• _WHAT THE TASK REQUIRES_
When you retype the data, keep every word exactly and include none of the pictures.

• _EXCERPTED RECORDS_
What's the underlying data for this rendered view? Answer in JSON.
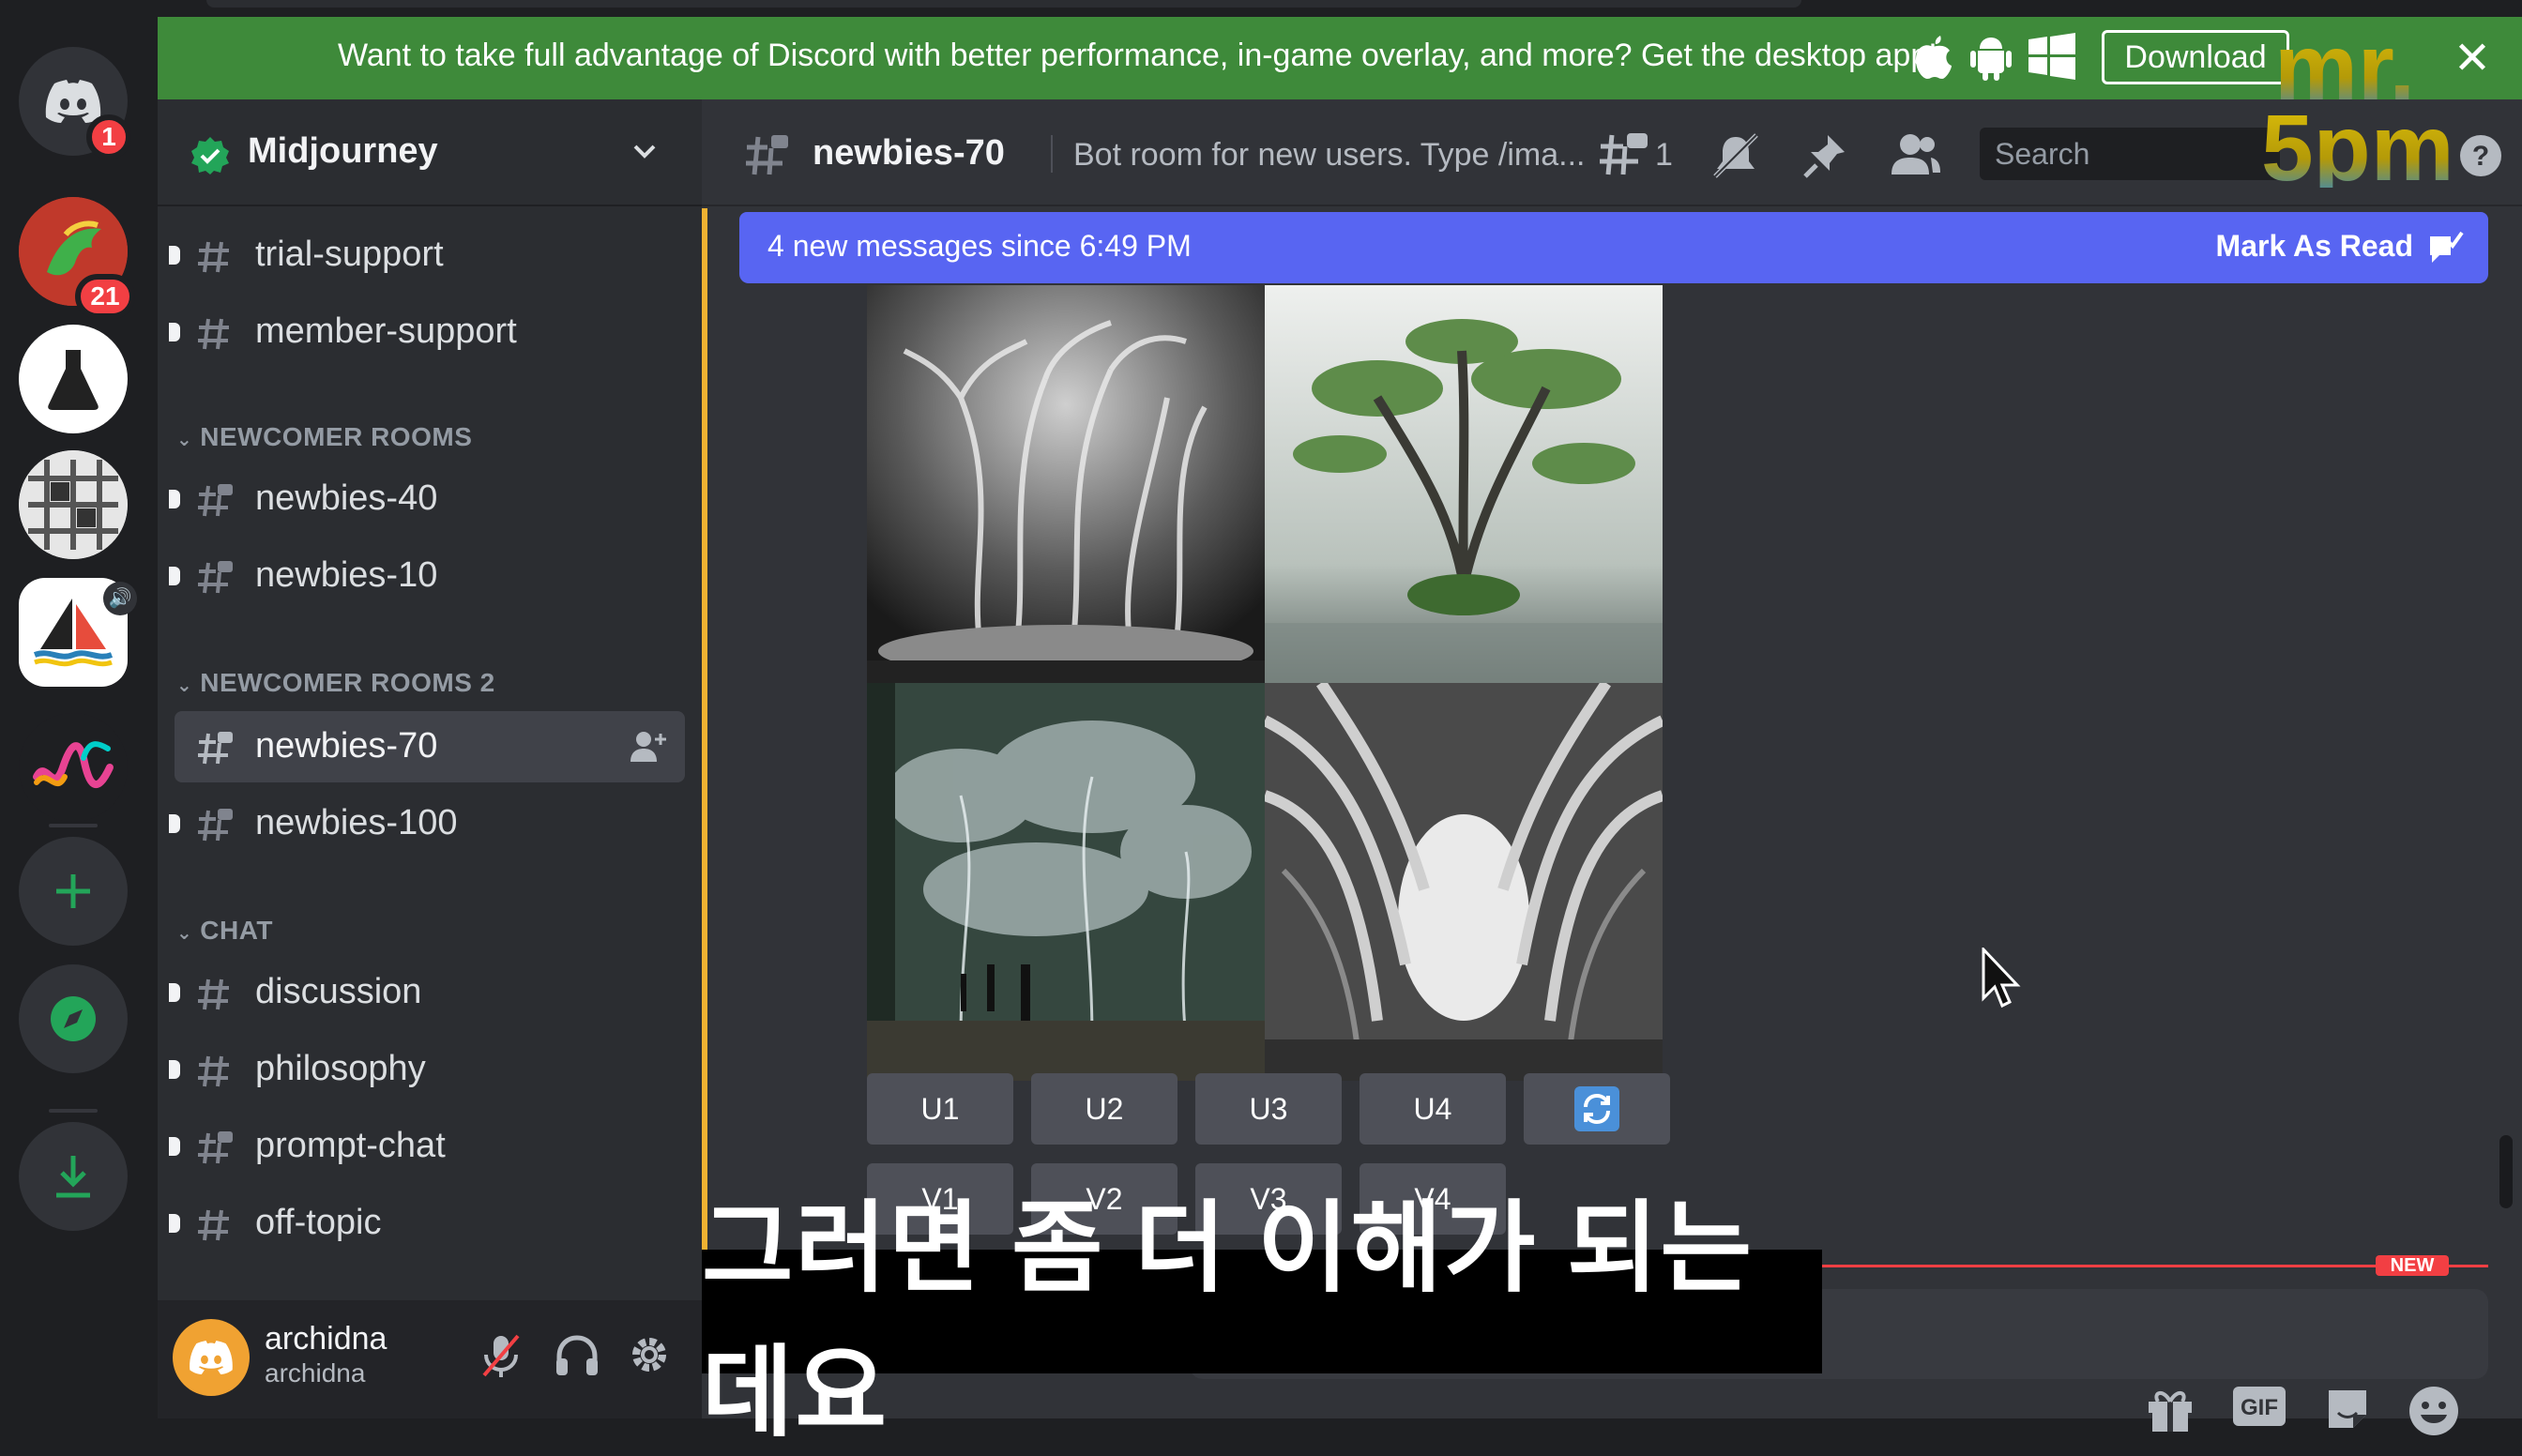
{
  "banner": {
    "text": "Want to take full advantage of Discord with better performance, in-game overlay, and more? Get the desktop app!",
    "download_label": "Download",
    "close_label": "✕"
  },
  "server_rail": {
    "home_badge": "1",
    "server2_badge": "21"
  },
  "guild": {
    "name": "Midjourney"
  },
  "channels": {
    "trial_support": "trial-support",
    "member_support": "member-support",
    "cat_newcomer": "NEWCOMER ROOMS",
    "newbies_40": "newbies-40",
    "newbies_10": "newbies-10",
    "cat_newcomer2": "NEWCOMER ROOMS 2",
    "newbies_70": "newbies-70",
    "newbies_100": "newbies-100",
    "cat_chat": "CHAT",
    "discussion": "discussion",
    "philosophy": "philosophy",
    "prompt_chat": "prompt-chat",
    "off_topic": "off-topic"
  },
  "user": {
    "name": "archidna",
    "tag": "archidna"
  },
  "header": {
    "channel": "newbies-70",
    "topic": "Bot room for new users. Type /ima...",
    "thread_count": "1",
    "search_placeholder": "Search"
  },
  "new_messages": {
    "text": "4 new messages since 6:49 PM",
    "mark_read": "Mark As Read"
  },
  "actions": {
    "u1": "U1",
    "u2": "U2",
    "u3": "U3",
    "u4": "U4",
    "v1": "V1",
    "v2": "V2",
    "v3": "V3",
    "v4": "V4"
  },
  "composer": {
    "new_label": "NEW",
    "gif_label": "GIF"
  },
  "subtitle": "그러면 좀 더 이해가 되는데요",
  "watermark": {
    "line1": "mr.",
    "line2": "5pm"
  },
  "colors": {
    "accent": "#5865f2",
    "banner": "#3e8a3a",
    "sidebar": "#2b2d31",
    "main": "#313338",
    "badge": "#f23f43"
  }
}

• _YOUR RESPONSE_
What's the underlying data for this rendered view? Answer in JSON.
{
  "banner": {
    "text": "Want to take full advantage of Discord with better performance, in-game overlay, and more? Get the desktop app!",
    "download_label": "Download",
    "close_label": "✕"
  },
  "server_rail": {
    "home_badge": "1",
    "server2_badge": "21"
  },
  "guild": {
    "name": "Midjourney"
  },
  "channels": {
    "trial_support": "trial-support",
    "member_support": "member-support",
    "cat_newcomer": "NEWCOMER ROOMS",
    "newbies_40": "newbies-40",
    "newbies_10": "newbies-10",
    "cat_newcomer2": "NEWCOMER ROOMS 2",
    "newbies_70": "newbies-70",
    "newbies_100": "newbies-100",
    "cat_chat": "CHAT",
    "discussion": "discussion",
    "philosophy": "philosophy",
    "prompt_chat": "prompt-chat",
    "off_topic": "off-topic"
  },
  "user": {
    "name": "archidna",
    "tag": "archidna"
  },
  "header": {
    "channel": "newbies-70",
    "topic": "Bot room for new users. Type /ima...",
    "thread_count": "1",
    "search_placeholder": "Search"
  },
  "new_messages": {
    "text": "4 new messages since 6:49 PM",
    "mark_read": "Mark As Read"
  },
  "actions": {
    "u1": "U1",
    "u2": "U2",
    "u3": "U3",
    "u4": "U4",
    "v1": "V1",
    "v2": "V2",
    "v3": "V3",
    "v4": "V4"
  },
  "composer": {
    "new_label": "NEW",
    "gif_label": "GIF"
  },
  "subtitle": "그러면 좀 더 이해가 되는데요",
  "watermark": {
    "line1": "mr.",
    "line2": "5pm"
  },
  "colors": {
    "accent": "#5865f2",
    "banner": "#3e8a3a",
    "sidebar": "#2b2d31",
    "main": "#313338",
    "badge": "#f23f43"
  }
}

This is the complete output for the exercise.